┌─ Data shown

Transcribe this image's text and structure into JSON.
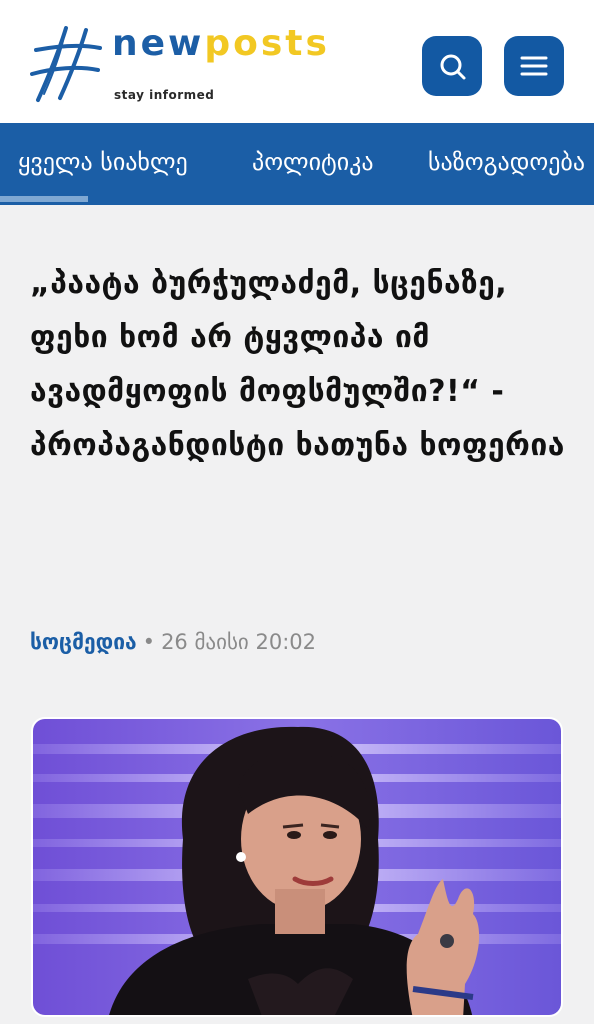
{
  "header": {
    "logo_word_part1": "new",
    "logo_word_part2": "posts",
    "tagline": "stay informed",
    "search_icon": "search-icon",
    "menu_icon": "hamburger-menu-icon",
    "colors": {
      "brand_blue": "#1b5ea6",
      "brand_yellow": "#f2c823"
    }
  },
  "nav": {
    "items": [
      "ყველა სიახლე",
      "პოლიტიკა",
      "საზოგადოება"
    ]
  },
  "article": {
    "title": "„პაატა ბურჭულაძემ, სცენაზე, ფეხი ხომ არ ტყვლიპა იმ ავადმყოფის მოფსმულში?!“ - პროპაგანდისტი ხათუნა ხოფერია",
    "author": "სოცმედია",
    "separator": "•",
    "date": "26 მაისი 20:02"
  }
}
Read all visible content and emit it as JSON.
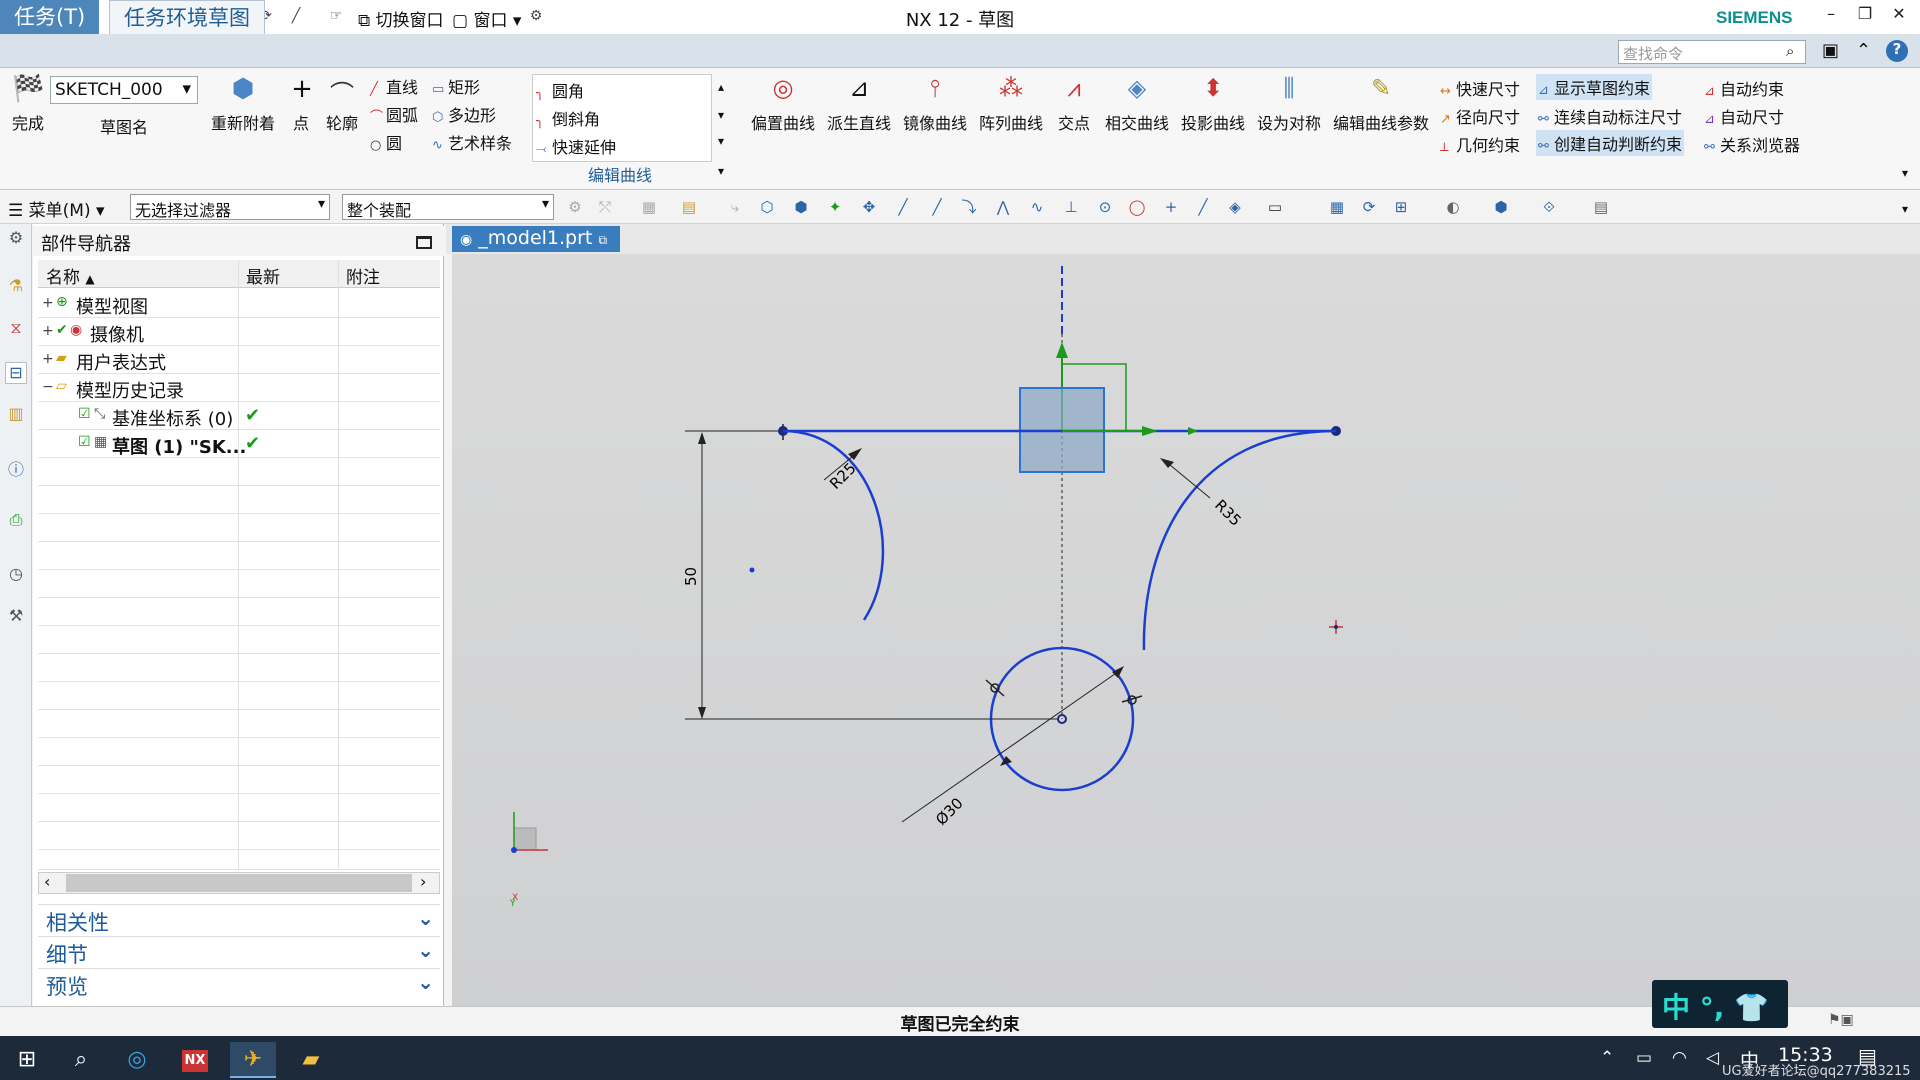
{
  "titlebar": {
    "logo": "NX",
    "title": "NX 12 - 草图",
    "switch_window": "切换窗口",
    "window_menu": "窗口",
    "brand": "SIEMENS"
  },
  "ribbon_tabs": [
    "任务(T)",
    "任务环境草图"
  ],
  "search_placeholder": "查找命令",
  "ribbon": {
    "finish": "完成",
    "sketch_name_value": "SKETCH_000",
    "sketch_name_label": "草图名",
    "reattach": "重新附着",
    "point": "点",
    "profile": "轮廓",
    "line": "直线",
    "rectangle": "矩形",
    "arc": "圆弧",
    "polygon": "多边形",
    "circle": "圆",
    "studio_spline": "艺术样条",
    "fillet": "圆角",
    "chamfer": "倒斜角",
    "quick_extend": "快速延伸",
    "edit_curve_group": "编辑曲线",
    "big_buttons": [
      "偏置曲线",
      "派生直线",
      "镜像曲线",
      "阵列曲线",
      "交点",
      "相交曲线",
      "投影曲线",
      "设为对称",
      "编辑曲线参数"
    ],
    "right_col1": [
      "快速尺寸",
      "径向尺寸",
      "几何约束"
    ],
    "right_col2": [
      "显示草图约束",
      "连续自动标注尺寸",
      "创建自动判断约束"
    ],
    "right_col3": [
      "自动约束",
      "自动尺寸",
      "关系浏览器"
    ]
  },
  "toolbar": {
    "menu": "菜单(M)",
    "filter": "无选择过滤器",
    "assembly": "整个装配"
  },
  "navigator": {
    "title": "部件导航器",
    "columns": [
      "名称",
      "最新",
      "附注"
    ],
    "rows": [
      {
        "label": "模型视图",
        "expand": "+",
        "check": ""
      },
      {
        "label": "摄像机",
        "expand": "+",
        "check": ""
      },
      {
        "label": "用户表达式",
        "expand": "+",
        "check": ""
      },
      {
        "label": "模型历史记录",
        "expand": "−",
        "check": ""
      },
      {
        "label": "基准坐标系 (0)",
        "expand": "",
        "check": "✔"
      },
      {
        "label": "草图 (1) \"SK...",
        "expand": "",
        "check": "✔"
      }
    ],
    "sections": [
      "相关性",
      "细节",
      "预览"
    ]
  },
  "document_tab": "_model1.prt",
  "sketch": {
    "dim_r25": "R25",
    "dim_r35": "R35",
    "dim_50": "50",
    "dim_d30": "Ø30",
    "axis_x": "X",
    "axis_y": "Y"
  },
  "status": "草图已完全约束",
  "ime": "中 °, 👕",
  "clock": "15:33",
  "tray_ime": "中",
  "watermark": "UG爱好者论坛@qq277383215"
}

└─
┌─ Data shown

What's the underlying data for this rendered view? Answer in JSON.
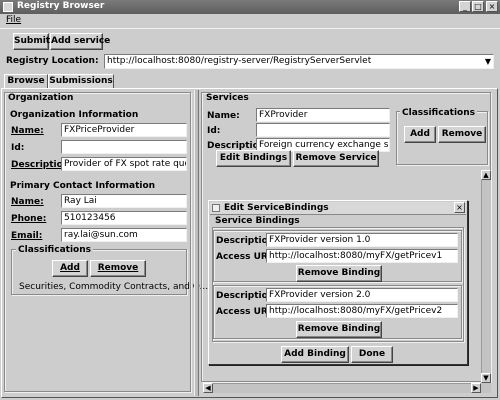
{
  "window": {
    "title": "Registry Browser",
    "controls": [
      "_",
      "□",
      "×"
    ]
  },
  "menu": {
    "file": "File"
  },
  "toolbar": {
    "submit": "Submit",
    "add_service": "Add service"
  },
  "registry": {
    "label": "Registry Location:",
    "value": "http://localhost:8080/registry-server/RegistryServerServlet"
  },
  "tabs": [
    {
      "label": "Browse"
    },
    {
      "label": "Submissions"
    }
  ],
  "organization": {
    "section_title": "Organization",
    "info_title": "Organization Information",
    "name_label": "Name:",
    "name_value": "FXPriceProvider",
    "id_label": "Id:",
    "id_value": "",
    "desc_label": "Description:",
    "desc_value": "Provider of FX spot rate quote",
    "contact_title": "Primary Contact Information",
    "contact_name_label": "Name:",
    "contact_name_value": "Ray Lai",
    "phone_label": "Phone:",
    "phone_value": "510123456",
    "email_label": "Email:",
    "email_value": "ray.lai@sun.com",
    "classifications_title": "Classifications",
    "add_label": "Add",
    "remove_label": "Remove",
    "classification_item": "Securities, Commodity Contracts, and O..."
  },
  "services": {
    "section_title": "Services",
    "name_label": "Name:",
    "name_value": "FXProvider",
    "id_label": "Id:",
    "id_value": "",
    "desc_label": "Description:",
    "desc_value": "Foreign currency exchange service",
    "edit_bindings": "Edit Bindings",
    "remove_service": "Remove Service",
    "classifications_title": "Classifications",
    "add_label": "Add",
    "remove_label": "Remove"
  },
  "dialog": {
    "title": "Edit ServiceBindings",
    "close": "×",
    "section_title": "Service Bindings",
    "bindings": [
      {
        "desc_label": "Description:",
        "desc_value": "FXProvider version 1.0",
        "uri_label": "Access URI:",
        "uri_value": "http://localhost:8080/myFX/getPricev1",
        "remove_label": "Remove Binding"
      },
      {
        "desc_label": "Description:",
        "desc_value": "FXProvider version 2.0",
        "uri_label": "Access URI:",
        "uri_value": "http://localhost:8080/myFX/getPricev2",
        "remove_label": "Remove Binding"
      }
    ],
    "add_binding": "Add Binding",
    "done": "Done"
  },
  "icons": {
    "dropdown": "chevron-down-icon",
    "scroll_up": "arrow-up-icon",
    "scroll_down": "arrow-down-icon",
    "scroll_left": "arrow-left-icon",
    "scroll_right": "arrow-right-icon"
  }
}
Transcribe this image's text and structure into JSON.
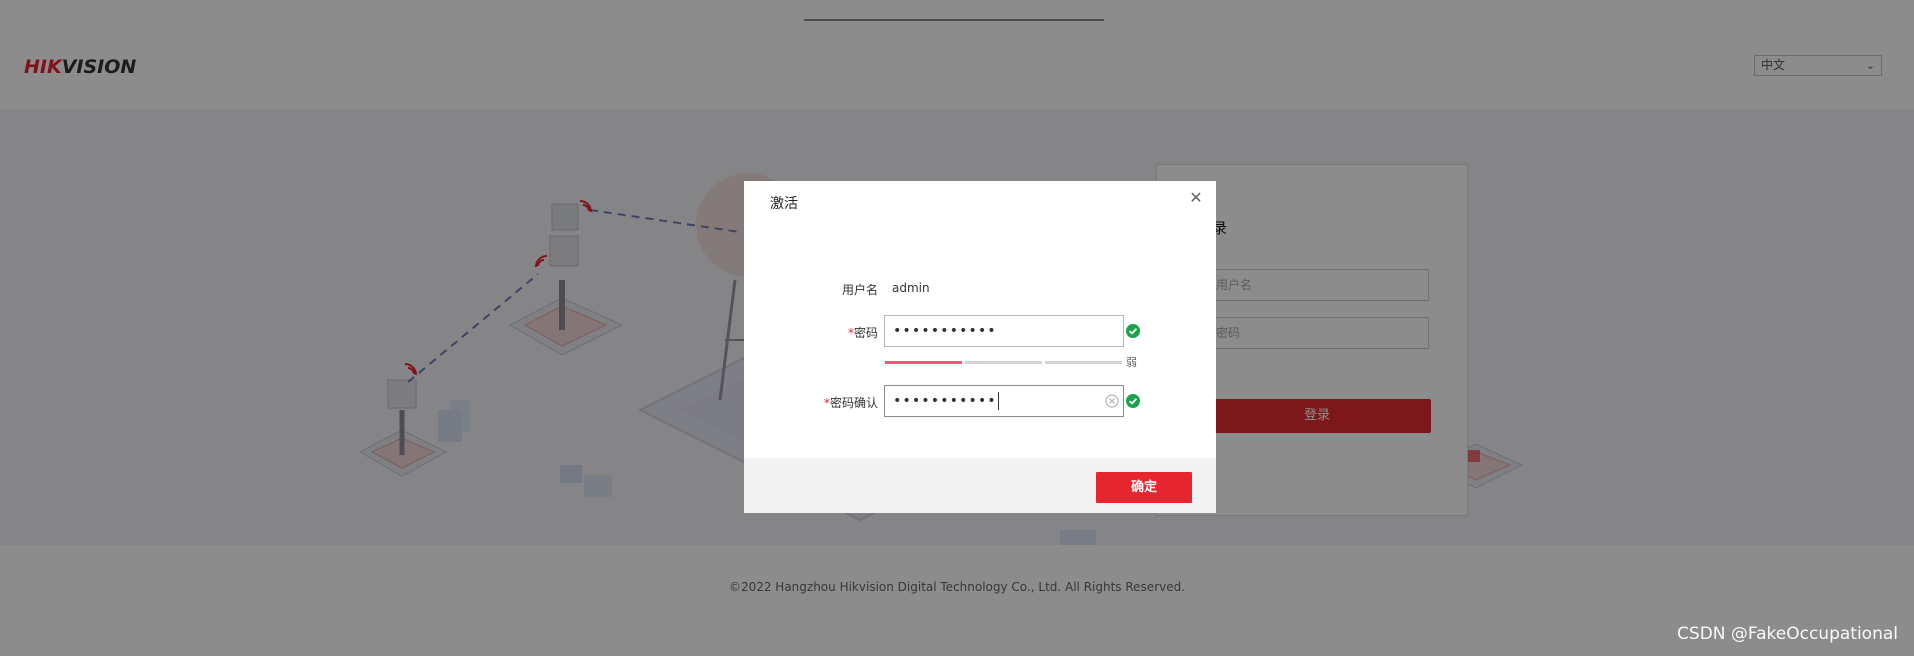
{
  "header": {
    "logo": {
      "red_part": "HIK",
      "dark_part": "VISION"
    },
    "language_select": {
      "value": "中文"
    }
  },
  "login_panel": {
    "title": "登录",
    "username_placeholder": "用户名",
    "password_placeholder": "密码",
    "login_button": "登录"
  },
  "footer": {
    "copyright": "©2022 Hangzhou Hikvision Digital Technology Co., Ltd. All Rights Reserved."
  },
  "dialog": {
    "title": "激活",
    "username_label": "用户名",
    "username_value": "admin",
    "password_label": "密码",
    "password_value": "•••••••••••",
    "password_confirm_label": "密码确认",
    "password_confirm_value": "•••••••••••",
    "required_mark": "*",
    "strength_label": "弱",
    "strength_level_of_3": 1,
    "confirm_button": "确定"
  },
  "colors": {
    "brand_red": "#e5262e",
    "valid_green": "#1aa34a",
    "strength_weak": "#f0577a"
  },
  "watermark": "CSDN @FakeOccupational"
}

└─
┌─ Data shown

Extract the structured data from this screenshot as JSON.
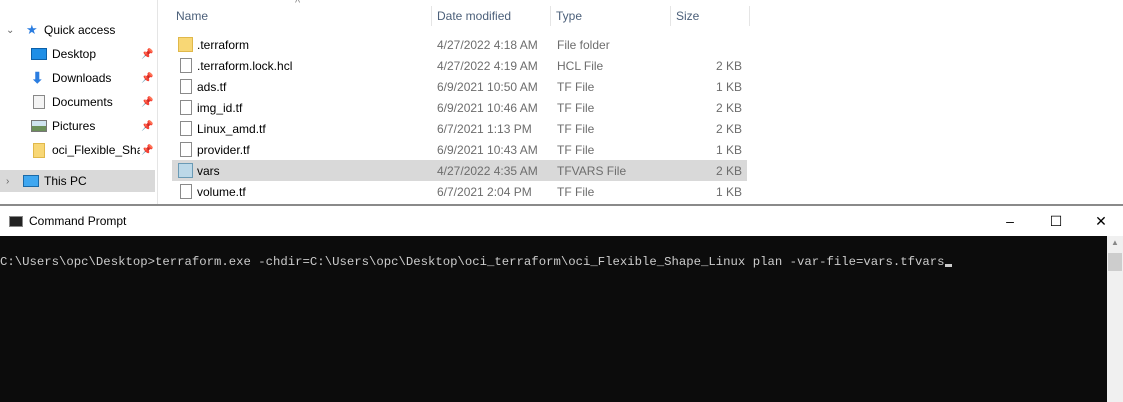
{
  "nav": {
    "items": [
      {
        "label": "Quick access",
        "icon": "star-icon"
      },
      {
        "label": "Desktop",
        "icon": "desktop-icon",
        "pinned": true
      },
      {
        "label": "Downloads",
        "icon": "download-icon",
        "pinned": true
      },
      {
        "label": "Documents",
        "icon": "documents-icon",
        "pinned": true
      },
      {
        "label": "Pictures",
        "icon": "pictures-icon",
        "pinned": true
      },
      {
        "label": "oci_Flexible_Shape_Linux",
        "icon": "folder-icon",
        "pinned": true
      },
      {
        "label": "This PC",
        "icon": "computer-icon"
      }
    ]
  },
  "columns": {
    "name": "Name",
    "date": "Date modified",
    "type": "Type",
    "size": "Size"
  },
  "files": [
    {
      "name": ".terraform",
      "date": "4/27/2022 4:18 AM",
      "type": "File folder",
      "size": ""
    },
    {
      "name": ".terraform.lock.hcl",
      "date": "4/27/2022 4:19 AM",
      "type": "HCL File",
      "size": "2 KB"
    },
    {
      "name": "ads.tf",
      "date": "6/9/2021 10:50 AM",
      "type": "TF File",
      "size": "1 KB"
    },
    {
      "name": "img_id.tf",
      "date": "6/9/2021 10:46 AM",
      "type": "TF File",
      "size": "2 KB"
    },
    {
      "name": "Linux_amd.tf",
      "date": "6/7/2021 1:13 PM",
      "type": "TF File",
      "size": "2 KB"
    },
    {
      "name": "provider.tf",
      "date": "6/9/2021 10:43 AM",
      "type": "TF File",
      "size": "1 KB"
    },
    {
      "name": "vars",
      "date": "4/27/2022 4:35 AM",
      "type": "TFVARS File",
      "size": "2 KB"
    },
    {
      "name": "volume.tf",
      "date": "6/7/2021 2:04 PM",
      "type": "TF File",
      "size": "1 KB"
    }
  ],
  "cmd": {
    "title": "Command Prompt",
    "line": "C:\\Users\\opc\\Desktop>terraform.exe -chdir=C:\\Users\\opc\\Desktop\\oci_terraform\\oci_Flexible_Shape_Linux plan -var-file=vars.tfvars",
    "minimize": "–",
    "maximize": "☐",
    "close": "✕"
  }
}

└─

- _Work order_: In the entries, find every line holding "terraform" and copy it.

- _Written answer_:
      "name": ".terraform",
      "name": ".terraform.lock.hcl",
    "line": "C:\\Users\\opc\\Desktop>terraform.exe -chdir=C:\\Users\\opc\\Desktop\\oci_terraform\\oci_Flexible_Shape_Linux plan -var-file=vars.tfvars",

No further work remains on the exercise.